Altitude prediction of Masat-1

The figure below shows the evolution of the observed and predicted perigees and apogees. The black and green curves were plotted based on the TLEs, the cyan and magenta curves are based on the physical simulation. The thickness of the curves is due to the short term fluctuations of the data within a single orbit.

The TLE based data in the observation period was generated using TLEs updated twice per day, so these are practically observation data and can be considered reliable.
The HPOP simulation is based on a physics model which calculates the orbit of the satellite by integrating the forces acting on it over time. HPOP uses a partial gravitational model, the most recent available NRLMSISE atmospheric model, and observed space weather data which is updated daily. The atmospheric model provides the density of the atmosphere – which is a primary factor in the evolution of orbit altitude – based on observed space weather, season, time of day, geographical location, and altitude. Thus the model is after tuning of the drag coefficient able to reproduce the observed data over the observation period without further tuning.

Masat-1 Prediction

During prediction we let the simulation advance further using the tuned drag coefficient; however this coefficient may change significantly in the remaining section below 300 km altitude. This is caused by changes in the rotation of the satellite due to increasing atmospheric forces, and changes in the chemical composition of the atmosphere. Additionally there is also an uncertainty in the predicated density of the atmosphere and the forecast space weather data. Due to these factors there is as a rule of thumb a +/-15% uncertainty in the remaining lifetime regardless of its extent.

The uncertainty may be decreased with significant additional effort if the orbits of the satellites launched at the same time, especially of the 1U CubeSats, are observed and processed, which – as surface characteristics of 1U CubeSats are quite typical – can be used to predict the changes of the drag coefficient with decreasing altitude.
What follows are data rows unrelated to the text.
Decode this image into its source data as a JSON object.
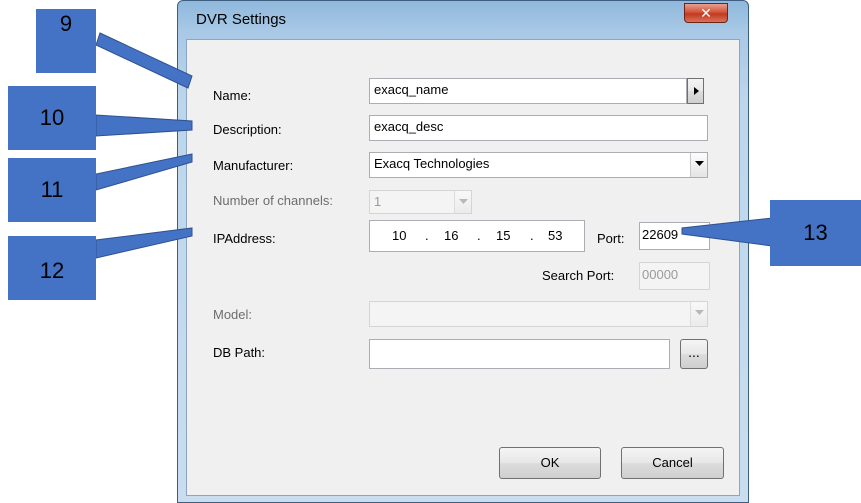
{
  "window": {
    "title": "DVR Settings",
    "close_icon": "close-icon"
  },
  "form": {
    "name": {
      "label": "Name:",
      "value": "exacq_name"
    },
    "description": {
      "label": "Description:",
      "value": "exacq_desc"
    },
    "manufacturer": {
      "label": "Manufacturer:",
      "value": "Exacq Technologies"
    },
    "channels": {
      "label": "Number of channels:",
      "value": "1"
    },
    "ip": {
      "label": "IPAddress:",
      "octets": [
        "10",
        "16",
        "15",
        "53"
      ]
    },
    "port": {
      "label": "Port:",
      "value": "22609"
    },
    "search_port": {
      "label": "Search Port:",
      "value": "00000"
    },
    "model": {
      "label": "Model:",
      "value": ""
    },
    "db_path": {
      "label": "DB Path:",
      "value": "",
      "browse_label": "..."
    }
  },
  "buttons": {
    "ok": "OK",
    "cancel": "Cancel"
  },
  "callouts": {
    "c9": "9",
    "c10": "10",
    "c11": "11",
    "c12": "12",
    "c13": "13"
  },
  "colors": {
    "callout": "#4472c4",
    "titlebar": "#a8c8e6",
    "close": "#c23a1f"
  }
}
However the uncertainty cannot be decreased by even a single order of magnitude, as it is limited by uncertainties in the available atmospheric model and forecast space weather data.

The table below summarizes the results of the current and former predictions.

The final conclusion is, that based on the physical simulation matched to the data from the observation period, the expected date of the reentry is 13th of January 2015. Considering the uncertainties discussed above reentry is expected to take place between 6th of January and 19th of January 2015.

Start of observation period 2014.07.01 2014.08.30 2014.10.04 2014.10.23
Date of prediction (end of observation period) 2014.10.31 2014.11.09 2014.12.02 2014.12.02
Expected date of reentry 2015.01.19 2015.01.30 2015.01.11 2015.01.13
Remaining lifetime +15% 2015.01.31 2015.02.11 2015.01.17 2015.01.19
Remaining lifetime -15% 2015.01.07 2015.01.17 2015.01.05 2015.01.06
Drag coefficient from matching 2,85 2,88 2,79 2,70